Mellow My Mind
|Roll Another Number (For the Road)
Tonight’s the Night” (Pt. II)
|Neil Young – Lead Vocals, Guitars, Piano
Ben Keith – Pedal Steel & Slide Guitars
Nils Lofgren – Piano, Guitars, Vocals
Billy Talbot – Bass
Roger Earl – Drums, Vocals
The opening title track has an intro that methodically builds harmonies through repetition of main hook. The song directly references Bruce Berry and talks of how the late roadie would play Young’s guitar late at night after gigs. From the jump, it is unmistakable that this album is sonically raw for a major artist release and this especially true of Young’s lead vocals on this track where he is, at times, too close or too far away from the mic. “Speakin’ Out” features bluesy piano and lead electric with an excellent melody over the dueling instruments, right up to Young saying “alright Nils” to coach the commencement of a guitar lead. “World on a String” is a more straight-forward country/rock track, with “Borrowed Tune” being a straight-up admission of being a derivation of the Rolling Stones’ “Lady Jane” from 1966’s Aftermath. This Neil Young version features his fine harmonica intro and slow, emotive, high pitched vocals matching the melody of Lofgren’s piano.
The oldest track on Tonight’s the Night is a 1970 live Fillmore East recording of “Come on Baby Let’s Go Downtown”. The song was co-written by Whitten, who also provides vocals with the performance by Crazy Horse and this heavy rocker has a Grateful-Dead-like style to provide a different vibe, that still seems to fit perfectly in the sequence of this album. “Mellow My Mind” is first song that really sounds like a Harvest-era Neil Young tune, with a nice blend of folk, rock and country under harmonic and unique vocals, while “Roll Another Number (For the Road)” is more pure country track with a pedal steel lead by Keith, multi-part harmonies throughout, and a spoken word vocal in third verse which reminisces about the Woodstock Music Festival.

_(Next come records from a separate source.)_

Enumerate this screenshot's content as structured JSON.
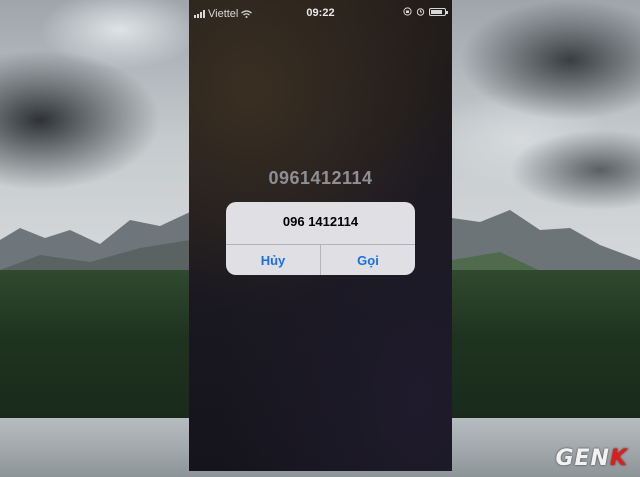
{
  "status_bar": {
    "carrier": "Viettel",
    "time": "09:22",
    "signal_icon": "signal-bars-icon",
    "wifi_icon": "wifi-icon",
    "orientation_lock_icon": "orientation-lock-icon",
    "alarm_icon": "alarm-icon",
    "battery_icon": "battery-icon",
    "battery_level": 0.85
  },
  "dialed_number": "0961412114",
  "alert": {
    "message": "096 1412114",
    "cancel_label": "Hủy",
    "call_label": "Gọi",
    "accent_color": "#1a6fe0"
  },
  "watermark": {
    "prefix": "GEN",
    "suffix": "K"
  }
}
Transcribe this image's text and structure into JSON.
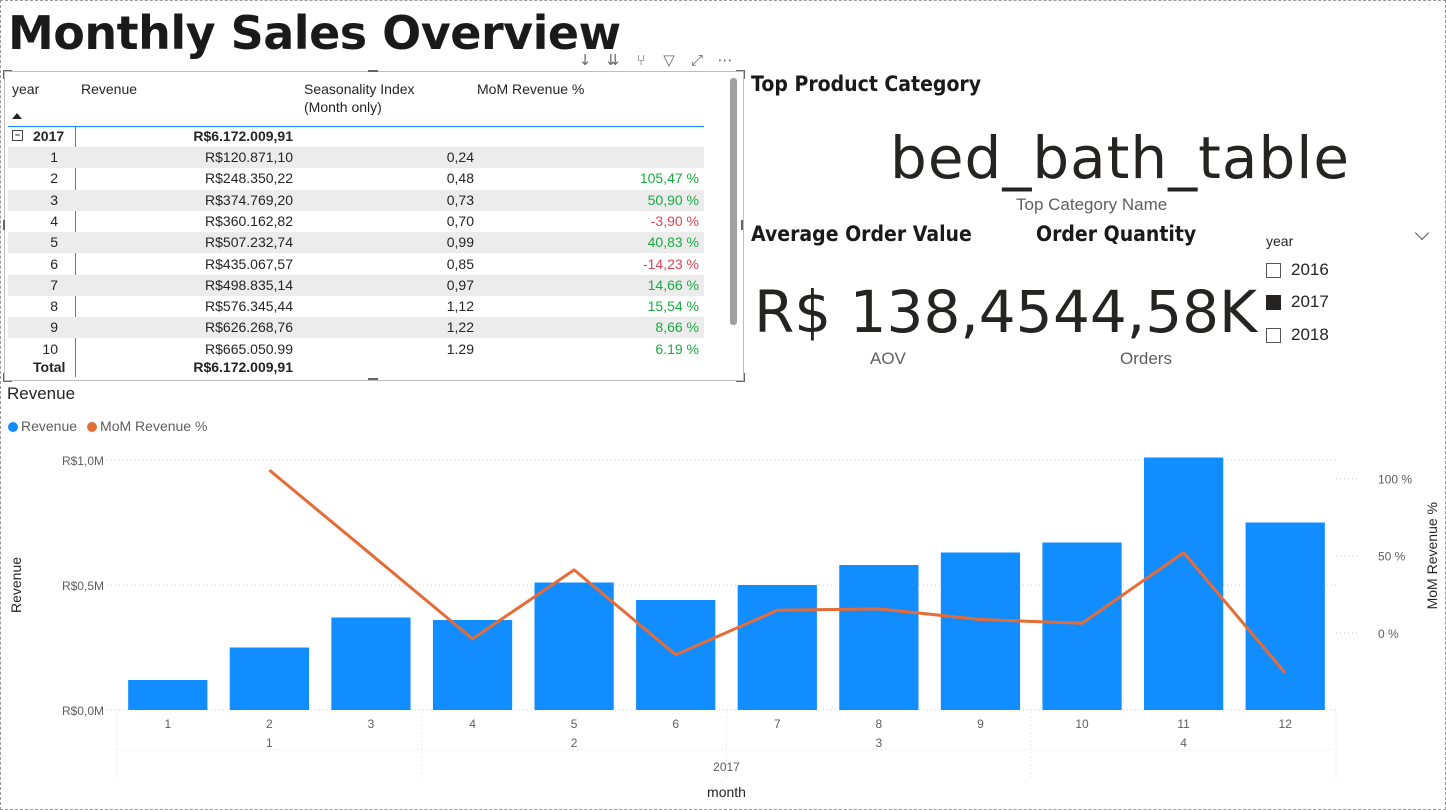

While “Albuquerque” has a great Western vibe during extended intro, the rest of the song does not quite live up to its initial promise, and the following track, “New Mama” is also pretty standard and unremarkable. However, the next two songs may be the best overall on the album. “Lookout Joe” is a strong, chord, driven rocker with a fine melody and hook and a slow but strong rock beat by Kenny Buttrey leading to the fine guitar lead by Keith. The spoken word, pleasant, mellow intro and verses of “Tired Eyes” are contrasted by the rich harmonies of the choruses. This song is, effectively, the grand finale as a lazy harmonica plays over the country-esque backing before the final track, “Tonight’s the Night” (Part II) offers a different take on the opener with just a slightly distinctive musical arrangement driven by the pulsating bass by Billy Talbot throughout.
While Tonight’s the Night did reach the Top 30 in the American Pop Albums chart, it’s poor sales solidified this as the third and final installment of the “ditch trilogy”. While it received mixed reviews at the time, it is now widely regarded as a classic by Neil Young. For decades there has been speculation that an entirely different version of the album exists that is even more intense than this published version, but as of 2020 that version has not yet seen the light of day.
Part of Classic Rock Review’s celebration of 1975 albums.